Cliff Bleszinski believes "something's got to change" in the way games are sold.
While many applauded Sony and the PlayStation 4 for its affirmation of support for used games and established consumer practices, not everyone praised the move. Cliff "CliffyB" Bleszinski, the creator of Gears of War, came out strongly against Sony and the PS4, warning gamers that they were being "played" and affirming his belief that the changes the Xbox One would bring to used games might be a necessity for AAA titles to survive.
Now, with Microsoft reversing its used games and always online polices for the Xbox One, Bleszinski has again expressed his opinion on matters in a (long) post on his blog. While offering few kind words for the "internet pitchfork mob who can only see 6 inches in front of their face," he isn't without criticism for Microsoft. "Microsoft tried to and ultimately couldn't have it both ways," said Bleszinski. "You can't still have discs and then expect everyone to embrace digital. And, fundamentally, if you take something away that a consumer has been used to without some seriously smooth handling they're naturally going to get upset." He also "admits" that the Xbox One's once a day online check-ins were a bad idea. "Customers can smell from a mile away when you're treating them like children, peeking your head into their bedroom on a regular basis in an attempt to catch them doing something."
Despite this, Bleszinski still believes that current practices in the used game market are a problem. "When I see studio after studio closing and the aforementioned alluded titles failing I know something's got to change." The changes Bleszinski sees happening lie largely in the realm of digital sales. "So here's what's going to happen now that Microsoft has largely matched Sony's (well played) move at E3," said Bleszinski. "The shift to digital is still going to happen (FOR BOTH) but it's going to be slow and subtle. Suddenly more DLC will be made available. More microstransactions will appear.

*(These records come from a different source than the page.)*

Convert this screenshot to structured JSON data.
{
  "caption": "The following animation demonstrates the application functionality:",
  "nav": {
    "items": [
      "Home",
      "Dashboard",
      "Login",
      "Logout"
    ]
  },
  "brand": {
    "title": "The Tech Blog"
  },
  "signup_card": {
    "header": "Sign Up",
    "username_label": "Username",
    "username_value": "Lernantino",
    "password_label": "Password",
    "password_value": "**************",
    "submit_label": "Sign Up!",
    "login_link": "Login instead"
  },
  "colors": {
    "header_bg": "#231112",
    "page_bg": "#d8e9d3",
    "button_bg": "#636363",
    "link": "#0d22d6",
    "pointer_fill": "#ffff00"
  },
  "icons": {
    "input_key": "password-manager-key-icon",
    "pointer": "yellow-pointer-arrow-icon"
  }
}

And Day One Digital will (hopefully) be cheaper and will have so many added bells and whistles that consumers (with reliable enough bandwidth) will have a hard time refusing the tasty downloadable edition over the disc based one." Considering the increasing prominence of digital game sales, this is a case where Bleszinski may be right.
Source: Clifford Unchained